» Work request
Go through the records and tally the lines that include the word "What". The answer is that total alone.

» Source information

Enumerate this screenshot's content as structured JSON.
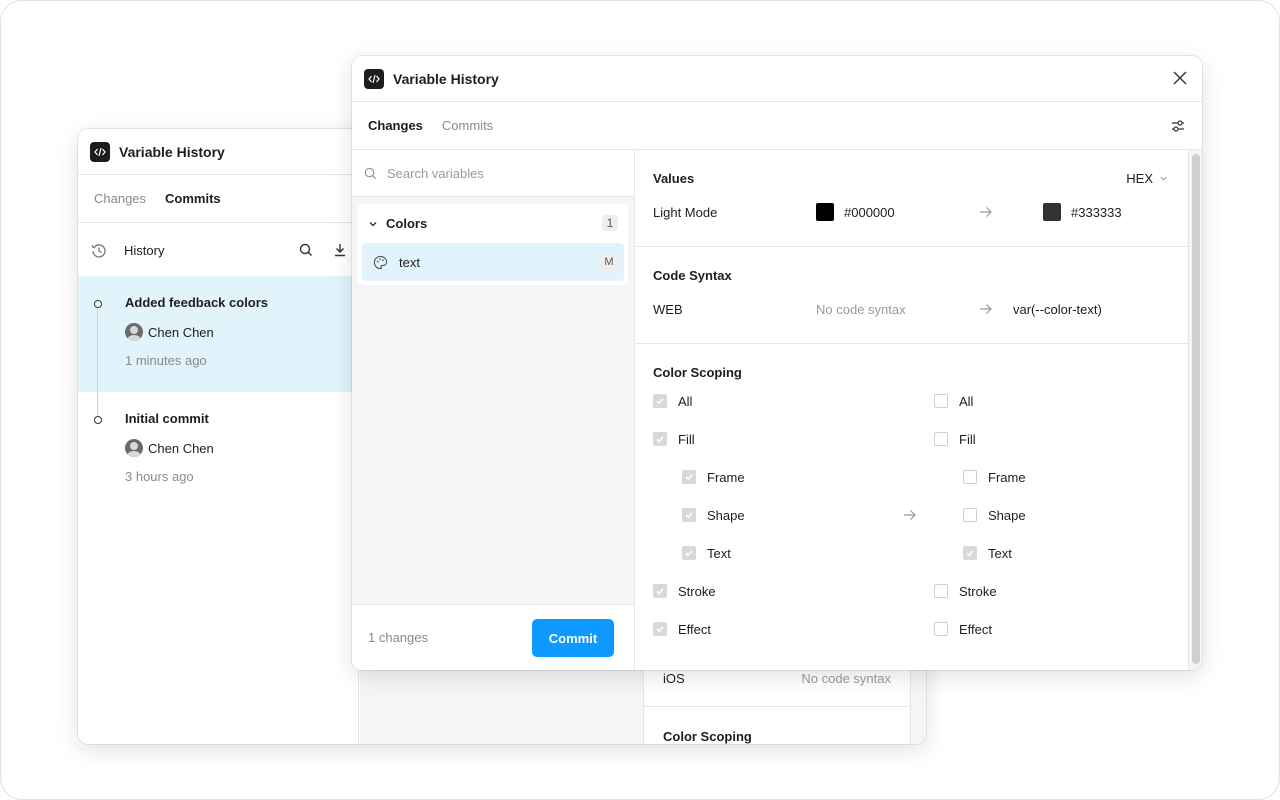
{
  "app": {
    "title": "Variable History"
  },
  "back": {
    "title": "Variable History",
    "tabs": [
      "Changes",
      "Commits"
    ],
    "history_label": "History",
    "commits": [
      {
        "title": "Added feedback colors",
        "author": "Chen Chen",
        "time": "1 minutes ago"
      },
      {
        "title": "Initial commit",
        "author": "Chen Chen",
        "time": "3 hours ago"
      }
    ],
    "ios_label": "iOS",
    "ios_value": "No code syntax",
    "color_scoping": "Color Scoping"
  },
  "front": {
    "title": "Variable History",
    "tabs": [
      "Changes",
      "Commits"
    ],
    "search": {
      "placeholder": "Search variables"
    },
    "group": {
      "name": "Colors",
      "count": "1"
    },
    "variable": {
      "name": "text",
      "badge": "M"
    },
    "footer": {
      "changes": "1 changes",
      "commit_label": "Commit"
    },
    "values": {
      "title": "Values",
      "format": "HEX",
      "mode": "Light Mode",
      "old": "#000000",
      "new": "#333333",
      "old_color": "#000000",
      "new_color": "#333333"
    },
    "code_syntax": {
      "title": "Code Syntax",
      "platform": "WEB",
      "old": "No code syntax",
      "new": "var(--color-text)"
    },
    "scoping": {
      "title": "Color Scoping",
      "rows": [
        {
          "label": "All",
          "indent": false,
          "old": true,
          "new": false
        },
        {
          "label": "Fill",
          "indent": false,
          "old": true,
          "new": false
        },
        {
          "label": "Frame",
          "indent": true,
          "old": true,
          "new": false
        },
        {
          "label": "Shape",
          "indent": true,
          "old": true,
          "new": false
        },
        {
          "label": "Text",
          "indent": true,
          "old": true,
          "new": true
        },
        {
          "label": "Stroke",
          "indent": false,
          "old": true,
          "new": false
        },
        {
          "label": "Effect",
          "indent": false,
          "old": true,
          "new": false
        }
      ]
    }
  },
  "colors": {
    "accent": "#0d99ff",
    "selection": "#e1f4fc"
  }
}
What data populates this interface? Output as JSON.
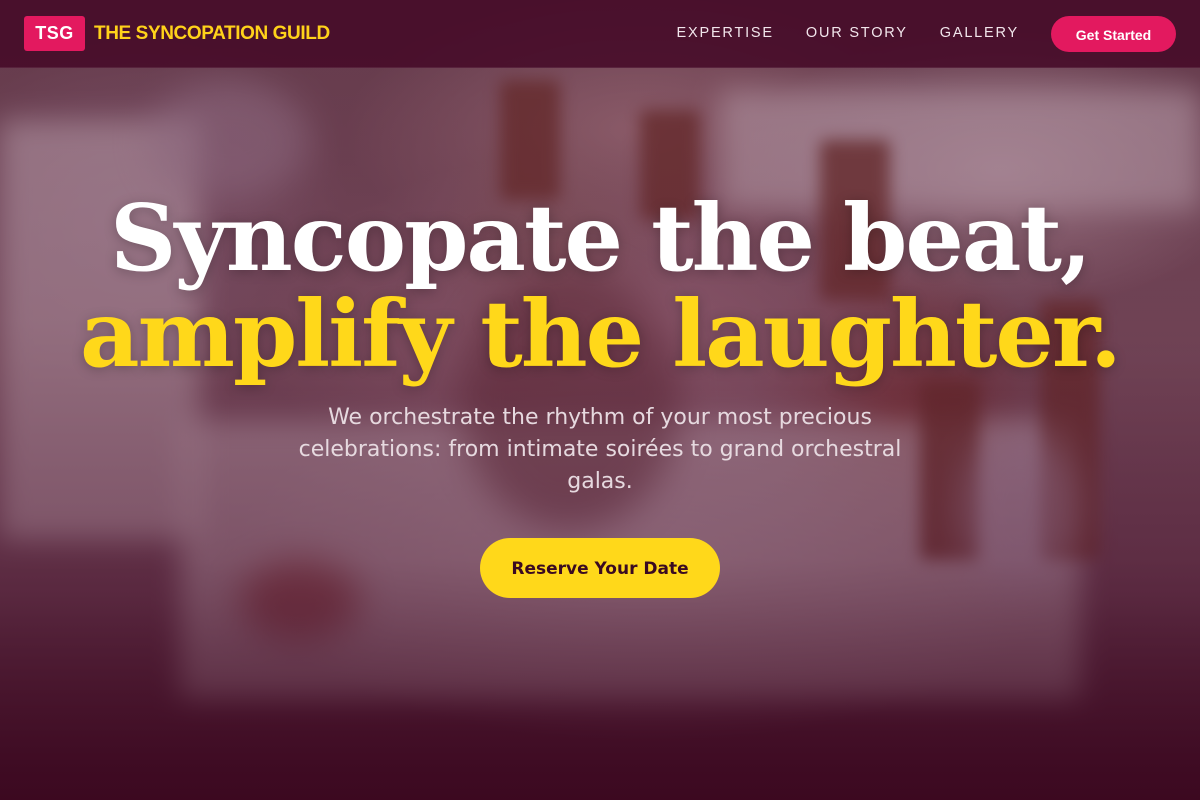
{
  "brand": {
    "badge": "TSG",
    "name": "THE SYNCOPATION GUILD"
  },
  "nav": {
    "links": [
      "EXPERTISE",
      "OUR STORY",
      "GALLERY"
    ],
    "cta_label": "Get Started"
  },
  "hero": {
    "headline_line1": "Syncopate the beat,",
    "headline_line2": "amplify the laughter.",
    "subtitle": "We orchestrate the rhythm of your most precious celebrations: from intimate soirées to grand orchestral galas.",
    "button_label": "Reserve Your Date",
    "background_image": "blurred-banquet-tables-photo"
  },
  "colors": {
    "accent_pink": "#e3195f",
    "accent_yellow": "#ffd81a",
    "overlay_plum": "#3a0f26"
  }
}
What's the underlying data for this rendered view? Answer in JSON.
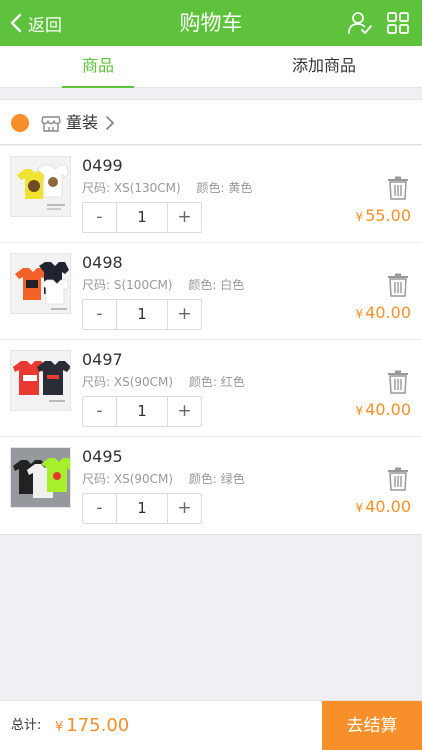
{
  "header": {
    "back_label": "返回",
    "title": "购物车",
    "right_icons": [
      "user-check-icon",
      "grid-icon"
    ],
    "color": "#5fc23c"
  },
  "tabs": [
    {
      "label": "商品",
      "active": true
    },
    {
      "label": "添加商品",
      "active": false
    }
  ],
  "shop": {
    "name": "童装",
    "selected": true,
    "accent": "#f7902a"
  },
  "items": [
    {
      "sku": "0499",
      "size_label": "尺码:",
      "size": "XS(130CM)",
      "color_label": "颜色:",
      "color": "黄色",
      "qty": "1",
      "currency": "¥",
      "price": "55.00",
      "minus": "-",
      "plus": "+"
    },
    {
      "sku": "0498",
      "size_label": "尺码:",
      "size": "S(100CM)",
      "color_label": "颜色:",
      "color": "白色",
      "qty": "1",
      "currency": "¥",
      "price": "40.00",
      "minus": "-",
      "plus": "+"
    },
    {
      "sku": "0497",
      "size_label": "尺码:",
      "size": "XS(90CM)",
      "color_label": "颜色:",
      "color": "红色",
      "qty": "1",
      "currency": "¥",
      "price": "40.00",
      "minus": "-",
      "plus": "+"
    },
    {
      "sku": "0495",
      "size_label": "尺码:",
      "size": "XS(90CM)",
      "color_label": "颜色:",
      "color": "绿色",
      "qty": "1",
      "currency": "¥",
      "price": "40.00",
      "minus": "-",
      "plus": "+"
    }
  ],
  "footer": {
    "total_label": "总计:",
    "currency": "¥",
    "total": "175.00",
    "checkout_label": "去结算"
  }
}
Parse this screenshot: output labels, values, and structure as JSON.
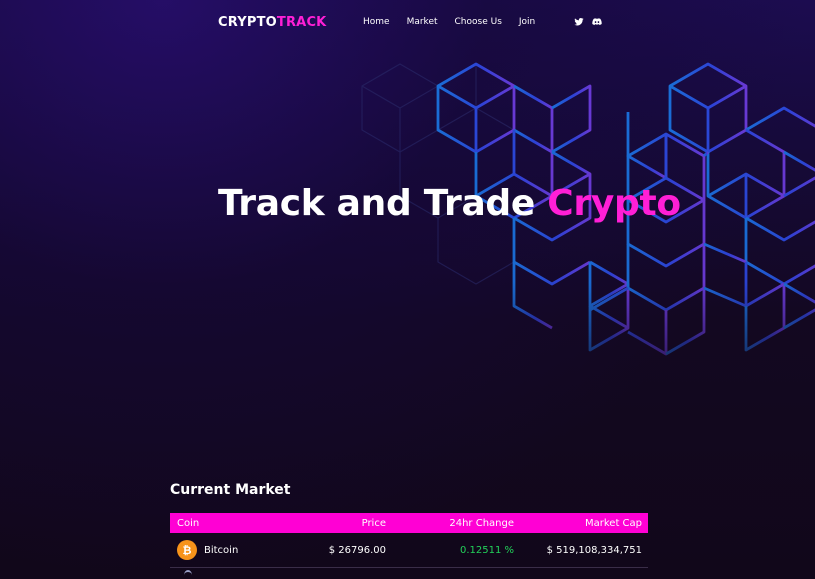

» Task output
2